Task details —
The required output is every entry, printed exactly as written.

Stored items
<<<<

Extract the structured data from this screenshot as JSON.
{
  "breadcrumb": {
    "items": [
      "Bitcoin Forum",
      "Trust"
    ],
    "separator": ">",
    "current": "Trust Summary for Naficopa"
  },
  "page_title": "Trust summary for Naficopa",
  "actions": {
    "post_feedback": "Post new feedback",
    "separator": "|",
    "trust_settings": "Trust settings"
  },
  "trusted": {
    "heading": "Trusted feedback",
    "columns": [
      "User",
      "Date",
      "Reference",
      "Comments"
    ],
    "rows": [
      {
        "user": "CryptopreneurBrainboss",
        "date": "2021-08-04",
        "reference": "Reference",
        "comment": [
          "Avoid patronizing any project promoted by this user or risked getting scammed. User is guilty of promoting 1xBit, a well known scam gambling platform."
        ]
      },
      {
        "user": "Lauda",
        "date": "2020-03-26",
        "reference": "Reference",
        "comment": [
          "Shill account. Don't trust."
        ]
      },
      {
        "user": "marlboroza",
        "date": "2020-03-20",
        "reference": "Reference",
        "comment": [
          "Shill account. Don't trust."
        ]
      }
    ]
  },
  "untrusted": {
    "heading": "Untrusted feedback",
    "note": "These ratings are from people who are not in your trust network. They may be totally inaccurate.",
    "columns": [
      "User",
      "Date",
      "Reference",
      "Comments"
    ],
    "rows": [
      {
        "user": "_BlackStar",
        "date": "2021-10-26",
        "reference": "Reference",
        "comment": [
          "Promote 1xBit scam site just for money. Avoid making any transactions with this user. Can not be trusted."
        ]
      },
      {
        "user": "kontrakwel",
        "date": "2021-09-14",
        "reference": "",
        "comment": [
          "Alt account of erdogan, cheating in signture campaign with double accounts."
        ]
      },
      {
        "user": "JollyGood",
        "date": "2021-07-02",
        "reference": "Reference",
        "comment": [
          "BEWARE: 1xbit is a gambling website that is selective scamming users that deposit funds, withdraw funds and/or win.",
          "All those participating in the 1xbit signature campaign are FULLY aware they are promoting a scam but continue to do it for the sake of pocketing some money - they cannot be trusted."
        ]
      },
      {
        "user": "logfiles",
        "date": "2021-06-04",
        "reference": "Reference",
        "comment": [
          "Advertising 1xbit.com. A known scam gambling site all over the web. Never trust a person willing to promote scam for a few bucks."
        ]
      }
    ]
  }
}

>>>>

Result of this task —
Extract the structured data from this screenshot as JSON.
{
  "breadcrumb": {
    "items": [
      "Bitcoin Forum",
      "Trust"
    ],
    "separator": ">",
    "current": "Trust Summary for Naficopa"
  },
  "page_title": "Trust summary for Naficopa",
  "actions": {
    "post_feedback": "Post new feedback",
    "separator": "|",
    "trust_settings": "Trust settings"
  },
  "trusted": {
    "heading": "Trusted feedback",
    "columns": [
      "User",
      "Date",
      "Reference",
      "Comments"
    ],
    "rows": [
      {
        "user": "CryptopreneurBrainboss",
        "date": "2021-08-04",
        "reference": "Reference",
        "comment": [
          "Avoid patronizing any project promoted by this user or risked getting scammed. User is guilty of promoting 1xBit, a well known scam gambling platform."
        ]
      },
      {
        "user": "Lauda",
        "date": "2020-03-26",
        "reference": "Reference",
        "comment": [
          "Shill account. Don't trust."
        ]
      },
      {
        "user": "marlboroza",
        "date": "2020-03-20",
        "reference": "Reference",
        "comment": [
          "Shill account. Don't trust."
        ]
      }
    ]
  },
  "untrusted": {
    "heading": "Untrusted feedback",
    "note": "These ratings are from people who are not in your trust network. They may be totally inaccurate.",
    "columns": [
      "User",
      "Date",
      "Reference",
      "Comments"
    ],
    "rows": [
      {
        "user": "_BlackStar",
        "date": "2021-10-26",
        "reference": "Reference",
        "comment": [
          "Promote 1xBit scam site just for money. Avoid making any transactions with this user. Can not be trusted."
        ]
      },
      {
        "user": "kontrakwel",
        "date": "2021-09-14",
        "reference": "",
        "comment": [
          "Alt account of erdogan, cheating in signture campaign with double accounts."
        ]
      },
      {
        "user": "JollyGood",
        "date": "2021-07-02",
        "reference": "Reference",
        "comment": [
          "BEWARE: 1xbit is a gambling website that is selective scamming users that deposit funds, withdraw funds and/or win.",
          "All those participating in the 1xbit signature campaign are FULLY aware they are promoting a scam but continue to do it for the sake of pocketing some money - they cannot be trusted."
        ]
      },
      {
        "user": "logfiles",
        "date": "2021-06-04",
        "reference": "Reference",
        "comment": [
          "Advertising 1xbit.com. A known scam gambling site all over the web. Never trust a person willing to promote scam for a few bucks."
        ]
      }
    ]
  }
}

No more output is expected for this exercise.